◆ What you will do
Find every line in the records below that holds the word "Black" and copy it.

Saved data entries

⁂

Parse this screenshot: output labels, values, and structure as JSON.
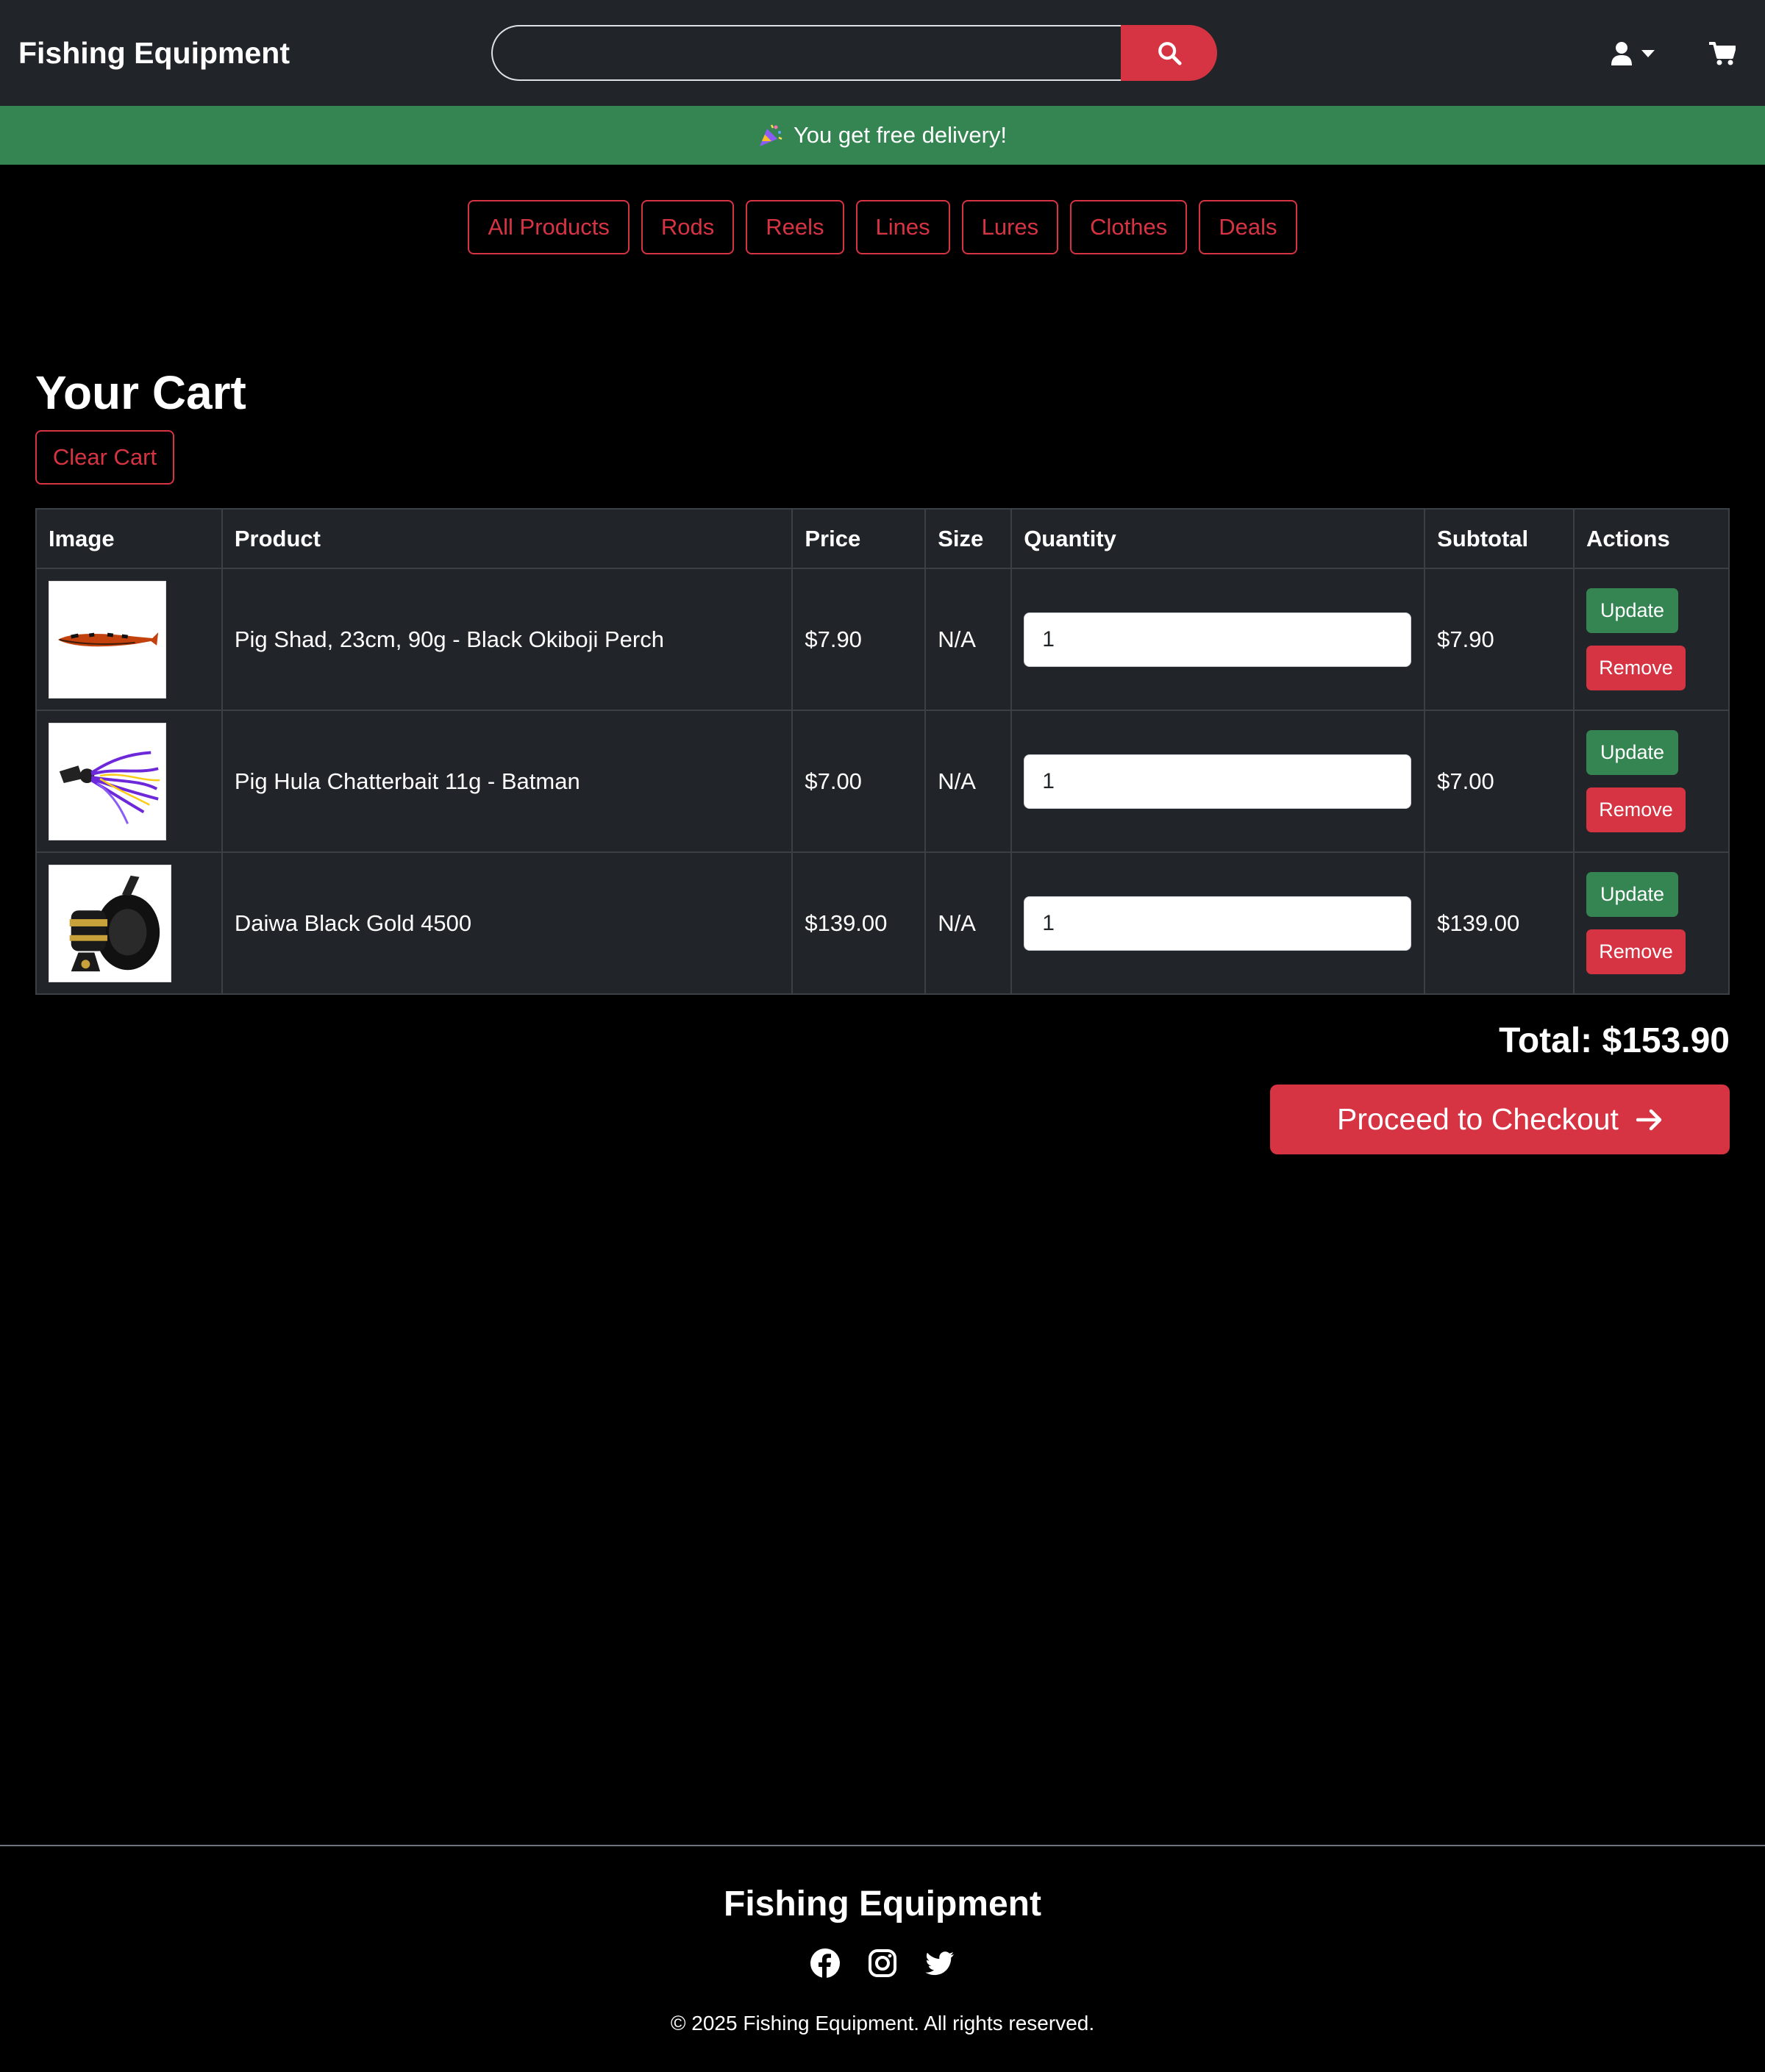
{
  "navbar": {
    "brand": "Fishing Equipment",
    "search": {
      "placeholder": "",
      "value": ""
    },
    "icons": {
      "search": "search-icon",
      "user": "user-icon",
      "dropdown": "caret-down-icon",
      "cart": "cart-icon"
    }
  },
  "banner": {
    "icon": "party-popper-icon",
    "text": "You get free delivery!"
  },
  "categories": [
    "All Products",
    "Rods",
    "Reels",
    "Lines",
    "Lures",
    "Clothes",
    "Deals"
  ],
  "cart": {
    "title": "Your Cart",
    "clear_label": "Clear Cart",
    "columns": [
      "Image",
      "Product",
      "Price",
      "Size",
      "Quantity",
      "Subtotal",
      "Actions"
    ],
    "rows": [
      {
        "product": "Pig Shad, 23cm, 90g - Black Okiboji Perch",
        "price": "$7.90",
        "size": "N/A",
        "quantity": "1",
        "subtotal": "$7.90",
        "update_label": "Update",
        "remove_label": "Remove"
      },
      {
        "product": "Pig Hula Chatterbait 11g - Batman",
        "price": "$7.00",
        "size": "N/A",
        "quantity": "1",
        "subtotal": "$7.00",
        "update_label": "Update",
        "remove_label": "Remove"
      },
      {
        "product": "Daiwa Black Gold 4500",
        "price": "$139.00",
        "size": "N/A",
        "quantity": "1",
        "subtotal": "$139.00",
        "update_label": "Update",
        "remove_label": "Remove"
      }
    ],
    "total": "Total: $153.90",
    "checkout_label": "Proceed to Checkout"
  },
  "footer": {
    "brand": "Fishing Equipment",
    "social": [
      "facebook-icon",
      "instagram-icon",
      "twitter-icon"
    ],
    "copyright": "© 2025 Fishing Equipment. All rights reserved."
  },
  "colors": {
    "navbar": "#212529",
    "banner": "#358553",
    "accent": "#d63343",
    "success": "#358553"
  }
}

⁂

◆ Problem solution
        "product": "Pig Shad, 23cm, 90g - Black Okiboji Perch",
        "product": "Daiwa Black Gold 4500",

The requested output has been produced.